In now almost a decade since the near complete collapse of the monetary system created in part by policies advocated and supported by “the old generation of bankers,” we hear no solution nor how this can be avoided in the future. Instead, all we hear is name calling, but Hayek’s greatest insight in economics since Adam Smith’s Wealth of Nations does provide a solution:
“The past instability of the market economy is the consequence of the exclusion of the most important regulator of the market mechanism, money, from itself being regulated by the market process…only competition in a free market can take account of all the circumstances which ought to be taken account of.”
Once this insight is expressed, it appears obvious, but before it was expressed no one had thought of it, as he explains:
“When one studies the history of money one cannot help wondering why people should have put up for so long with governments exercising an exclusive power over 2,000 years that was regularly used to exploit and defraud them. This can be explained only by the myth (that the government prerogative was necessary) becoming so firmly established that it did not occur even to the professional students of these matters (for a long time including the present writer!) ever to question it. But once the validity of the established doctrine is doubted its foundation is rapidly seen to be fragile.” – Friedrich August Hayek in The Denationalization of Money [PDF].

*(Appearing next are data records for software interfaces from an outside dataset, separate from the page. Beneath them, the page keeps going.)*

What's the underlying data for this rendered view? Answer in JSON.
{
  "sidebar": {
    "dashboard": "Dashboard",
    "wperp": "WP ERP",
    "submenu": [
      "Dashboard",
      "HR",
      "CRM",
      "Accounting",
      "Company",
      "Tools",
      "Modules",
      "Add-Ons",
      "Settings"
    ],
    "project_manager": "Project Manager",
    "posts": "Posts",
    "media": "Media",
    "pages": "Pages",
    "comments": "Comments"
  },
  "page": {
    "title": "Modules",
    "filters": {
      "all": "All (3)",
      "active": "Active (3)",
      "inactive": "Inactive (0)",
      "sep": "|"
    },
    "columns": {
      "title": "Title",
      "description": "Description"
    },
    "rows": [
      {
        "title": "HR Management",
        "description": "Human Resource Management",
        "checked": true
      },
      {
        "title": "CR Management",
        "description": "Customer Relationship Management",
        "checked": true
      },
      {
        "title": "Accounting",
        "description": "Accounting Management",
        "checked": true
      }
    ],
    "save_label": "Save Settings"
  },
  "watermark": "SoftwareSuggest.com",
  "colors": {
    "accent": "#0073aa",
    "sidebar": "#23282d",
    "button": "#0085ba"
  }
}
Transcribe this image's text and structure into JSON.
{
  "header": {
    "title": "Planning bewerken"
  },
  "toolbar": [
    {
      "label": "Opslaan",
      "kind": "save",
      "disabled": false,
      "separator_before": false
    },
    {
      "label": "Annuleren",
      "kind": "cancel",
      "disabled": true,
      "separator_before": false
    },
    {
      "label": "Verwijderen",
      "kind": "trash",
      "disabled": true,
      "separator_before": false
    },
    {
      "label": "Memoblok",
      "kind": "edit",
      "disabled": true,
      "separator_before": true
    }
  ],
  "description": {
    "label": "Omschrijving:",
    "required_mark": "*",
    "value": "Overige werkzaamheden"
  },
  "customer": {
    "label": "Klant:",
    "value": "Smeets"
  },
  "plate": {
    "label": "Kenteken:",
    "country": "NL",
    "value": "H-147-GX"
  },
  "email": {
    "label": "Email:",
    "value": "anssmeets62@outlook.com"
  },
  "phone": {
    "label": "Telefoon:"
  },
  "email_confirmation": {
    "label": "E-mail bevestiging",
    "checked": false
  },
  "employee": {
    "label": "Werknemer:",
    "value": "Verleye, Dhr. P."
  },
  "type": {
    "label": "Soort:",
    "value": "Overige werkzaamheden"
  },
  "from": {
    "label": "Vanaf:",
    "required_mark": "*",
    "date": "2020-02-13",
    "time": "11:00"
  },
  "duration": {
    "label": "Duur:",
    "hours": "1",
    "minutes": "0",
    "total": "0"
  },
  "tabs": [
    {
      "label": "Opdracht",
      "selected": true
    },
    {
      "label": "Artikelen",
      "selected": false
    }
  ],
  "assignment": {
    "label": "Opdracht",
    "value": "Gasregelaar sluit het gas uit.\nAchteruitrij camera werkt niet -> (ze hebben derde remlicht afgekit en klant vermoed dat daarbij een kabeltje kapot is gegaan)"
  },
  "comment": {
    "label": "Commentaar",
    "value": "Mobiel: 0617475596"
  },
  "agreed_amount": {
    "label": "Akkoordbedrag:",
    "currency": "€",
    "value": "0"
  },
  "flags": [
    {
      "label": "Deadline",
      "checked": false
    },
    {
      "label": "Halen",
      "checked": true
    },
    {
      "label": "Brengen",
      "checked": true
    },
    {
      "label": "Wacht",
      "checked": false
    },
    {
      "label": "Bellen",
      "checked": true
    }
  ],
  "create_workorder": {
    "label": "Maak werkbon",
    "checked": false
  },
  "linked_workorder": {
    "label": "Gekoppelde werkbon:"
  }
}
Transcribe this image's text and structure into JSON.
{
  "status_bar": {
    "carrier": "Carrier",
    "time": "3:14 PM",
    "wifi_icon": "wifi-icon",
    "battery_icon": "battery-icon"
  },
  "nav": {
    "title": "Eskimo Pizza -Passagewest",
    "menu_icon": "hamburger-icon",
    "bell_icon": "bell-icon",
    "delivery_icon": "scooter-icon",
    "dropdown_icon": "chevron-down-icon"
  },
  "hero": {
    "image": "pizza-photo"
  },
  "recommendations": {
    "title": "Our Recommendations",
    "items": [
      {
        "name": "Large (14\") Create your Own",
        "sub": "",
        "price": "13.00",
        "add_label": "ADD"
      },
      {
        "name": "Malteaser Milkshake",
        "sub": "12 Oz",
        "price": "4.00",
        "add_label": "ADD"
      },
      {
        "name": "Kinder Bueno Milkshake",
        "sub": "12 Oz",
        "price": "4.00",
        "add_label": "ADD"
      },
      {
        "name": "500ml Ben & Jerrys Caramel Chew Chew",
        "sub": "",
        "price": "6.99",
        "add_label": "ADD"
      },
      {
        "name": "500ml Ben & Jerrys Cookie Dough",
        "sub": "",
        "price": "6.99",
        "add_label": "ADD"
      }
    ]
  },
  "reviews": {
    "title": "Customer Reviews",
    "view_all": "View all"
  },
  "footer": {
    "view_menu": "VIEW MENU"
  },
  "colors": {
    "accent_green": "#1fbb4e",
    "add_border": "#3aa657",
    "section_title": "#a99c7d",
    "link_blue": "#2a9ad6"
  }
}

The main premise of Hayek is that if money is centrally controlled it will inevitably be abused regardless of whether or not those in charge wish to so abuse it because special interests will force such manipulation for the interest of one industry or another. A premise that few can doubt considering the constant monetary crises we experience in our own countries and the wider world at various degrees from a small loss of value to a complete collapse through either hyperinflation or systemic collapse or near collapse of the entire financial system.
Hayek’s solution to these constant monetary crisis, on the surface in any event, was simple: competition through private money. Such competition, however, was never allowed. Any entity that attempted to create private money, so being centralized, was immediately shut down, probably because of a misguided belief by our elected governments that they were attempts to bypass human decency with the aim of solely engaging in criminal activity.
It is the same misguided view some take of bitcoin, somewhat justifiably, perhaps, considering the rhetorics of its supporters in bitcoin’s early days, but the currency, although it may appeal to many for various reasons, some of which the very vast majority do not approve of, was created, in my view in any event, not to bypass the will of the people or due to fringe and unworkable ideas, but to implement the mainstream grounded insight of Hayek for the betterment of us all, whether bankers, governments or ordinary citizens.
That gives bitcoin, on top of cost savings and increased efficiency, great worth, because Nakamoto has implement Hayek’s insight in a way that even the United States’ government now accepts bitcoin cannot be shut down. That makes it, excluding other similiar digital currencies, the only global private money in history, something which is surely worth far more than zero.
Now, we can certainly debate whether Nakamoto was right or wrong or whether Hayek was right or wrong, but to state that the great insight of a Nobel prize winner is evil or worth zero is to concede the debate before it has even begun.